__Exercise brief__.
Nothing in the entries below may be altered; print them as they stand.

__Provided information__.
++++++++

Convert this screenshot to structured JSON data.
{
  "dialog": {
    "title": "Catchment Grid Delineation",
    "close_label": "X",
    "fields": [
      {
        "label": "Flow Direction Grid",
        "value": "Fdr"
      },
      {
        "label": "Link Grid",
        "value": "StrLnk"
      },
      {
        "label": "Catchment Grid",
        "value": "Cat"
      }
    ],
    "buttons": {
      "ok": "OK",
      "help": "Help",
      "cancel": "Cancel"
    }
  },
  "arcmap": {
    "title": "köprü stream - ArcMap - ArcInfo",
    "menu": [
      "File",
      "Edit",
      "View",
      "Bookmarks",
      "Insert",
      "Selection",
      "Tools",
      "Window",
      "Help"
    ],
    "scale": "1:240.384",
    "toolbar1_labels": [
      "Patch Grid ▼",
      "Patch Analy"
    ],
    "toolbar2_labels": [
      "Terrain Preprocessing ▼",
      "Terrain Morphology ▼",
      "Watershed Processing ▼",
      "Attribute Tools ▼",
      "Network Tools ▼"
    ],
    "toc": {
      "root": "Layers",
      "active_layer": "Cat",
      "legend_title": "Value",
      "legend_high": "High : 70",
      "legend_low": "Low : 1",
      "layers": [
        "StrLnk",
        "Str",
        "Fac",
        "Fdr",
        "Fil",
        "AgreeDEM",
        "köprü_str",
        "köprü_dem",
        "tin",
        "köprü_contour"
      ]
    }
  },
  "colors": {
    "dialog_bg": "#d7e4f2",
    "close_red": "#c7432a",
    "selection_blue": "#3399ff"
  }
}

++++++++

__Finished task__.
Convert this screenshot to structured JSON data.
{
  "dialog": {
    "title": "Catchment Grid Delineation",
    "close_label": "X",
    "fields": [
      {
        "label": "Flow Direction Grid",
        "value": "Fdr"
      },
      {
        "label": "Link Grid",
        "value": "StrLnk"
      },
      {
        "label": "Catchment Grid",
        "value": "Cat"
      }
    ],
    "buttons": {
      "ok": "OK",
      "help": "Help",
      "cancel": "Cancel"
    }
  },
  "arcmap": {
    "title": "köprü stream - ArcMap - ArcInfo",
    "menu": [
      "File",
      "Edit",
      "View",
      "Bookmarks",
      "Insert",
      "Selection",
      "Tools",
      "Window",
      "Help"
    ],
    "scale": "1:240.384",
    "toolbar1_labels": [
      "Patch Grid ▼",
      "Patch Analy"
    ],
    "toolbar2_labels": [
      "Terrain Preprocessing ▼",
      "Terrain Morphology ▼",
      "Watershed Processing ▼",
      "Attribute Tools ▼",
      "Network Tools ▼"
    ],
    "toc": {
      "root": "Layers",
      "active_layer": "Cat",
      "legend_title": "Value",
      "legend_high": "High : 70",
      "legend_low": "Low : 1",
      "layers": [
        "StrLnk",
        "Str",
        "Fac",
        "Fdr",
        "Fil",
        "AgreeDEM",
        "köprü_str",
        "köprü_dem",
        "tin",
        "köprü_contour"
      ]
    }
  },
  "colors": {
    "dialog_bg": "#d7e4f2",
    "close_red": "#c7432a",
    "selection_blue": "#3399ff"
  }
}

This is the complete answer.